Cafe M - Beirut - 1

Carl Kleiner still life photography are superbly creative, even if its fashion, food or advertising, Carl has an impressive imagination. Be sure to check also his Diary photographs, those are pretty amazing as well!

Cafe M - Beirut - 2

Ikea / Styling Evelina Bratell - Vaniljhorn

Macarong - 5

Sex - 1

Original Article:

stephanie casper: knitted meat

‘knitted meat’ series by stephanie casper

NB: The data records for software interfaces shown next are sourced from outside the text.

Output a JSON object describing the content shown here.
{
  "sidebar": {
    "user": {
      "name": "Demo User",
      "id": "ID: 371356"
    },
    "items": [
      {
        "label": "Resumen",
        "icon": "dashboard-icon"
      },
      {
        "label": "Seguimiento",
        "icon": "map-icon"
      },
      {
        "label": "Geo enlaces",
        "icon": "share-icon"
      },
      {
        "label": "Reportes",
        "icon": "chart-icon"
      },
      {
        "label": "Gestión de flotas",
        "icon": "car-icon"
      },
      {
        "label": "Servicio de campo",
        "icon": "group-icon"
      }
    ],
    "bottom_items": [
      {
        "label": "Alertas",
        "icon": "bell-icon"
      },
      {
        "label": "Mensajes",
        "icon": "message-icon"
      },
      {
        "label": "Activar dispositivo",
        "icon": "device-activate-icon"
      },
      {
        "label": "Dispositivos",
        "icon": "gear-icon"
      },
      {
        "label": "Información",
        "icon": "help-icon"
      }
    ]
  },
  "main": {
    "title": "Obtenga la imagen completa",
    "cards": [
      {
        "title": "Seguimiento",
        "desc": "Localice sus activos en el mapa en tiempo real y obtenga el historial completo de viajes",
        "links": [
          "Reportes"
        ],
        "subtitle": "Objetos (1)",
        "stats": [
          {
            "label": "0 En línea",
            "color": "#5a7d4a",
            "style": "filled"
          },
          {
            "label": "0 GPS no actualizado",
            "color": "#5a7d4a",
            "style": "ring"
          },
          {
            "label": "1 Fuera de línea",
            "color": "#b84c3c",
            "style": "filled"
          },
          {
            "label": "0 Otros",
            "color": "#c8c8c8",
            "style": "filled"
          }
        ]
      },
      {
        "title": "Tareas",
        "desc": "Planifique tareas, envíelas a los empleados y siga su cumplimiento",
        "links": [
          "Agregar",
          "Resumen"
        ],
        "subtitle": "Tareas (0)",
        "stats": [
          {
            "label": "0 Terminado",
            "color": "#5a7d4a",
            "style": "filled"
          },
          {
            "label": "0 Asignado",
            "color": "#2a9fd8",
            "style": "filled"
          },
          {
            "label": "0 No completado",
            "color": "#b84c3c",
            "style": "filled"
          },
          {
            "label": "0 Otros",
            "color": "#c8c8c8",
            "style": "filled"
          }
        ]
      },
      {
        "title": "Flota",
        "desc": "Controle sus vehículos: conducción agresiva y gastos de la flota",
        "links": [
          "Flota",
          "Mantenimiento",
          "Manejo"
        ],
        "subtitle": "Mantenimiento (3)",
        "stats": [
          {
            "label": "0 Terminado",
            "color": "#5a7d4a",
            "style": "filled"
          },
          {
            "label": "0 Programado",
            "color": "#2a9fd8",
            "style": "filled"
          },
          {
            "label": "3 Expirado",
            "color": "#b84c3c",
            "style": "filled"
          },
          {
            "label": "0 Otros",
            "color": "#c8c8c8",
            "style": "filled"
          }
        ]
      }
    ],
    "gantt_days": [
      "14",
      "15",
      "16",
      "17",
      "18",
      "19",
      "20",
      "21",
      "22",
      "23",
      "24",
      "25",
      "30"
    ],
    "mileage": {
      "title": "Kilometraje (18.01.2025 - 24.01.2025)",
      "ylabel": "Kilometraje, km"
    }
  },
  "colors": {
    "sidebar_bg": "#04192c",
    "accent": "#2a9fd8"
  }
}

stephanie casper, an advertising and design student at pratt institute in new york city,
has created a series of knitted meat products. ranging from sausage links to rotisserie chicken,
each handmade object is packaged supermarket-style with a styrofoam base and transparent wrap.

knitted t-bone steak

knitted ham

knitted rotisserie chicken

knitted fish head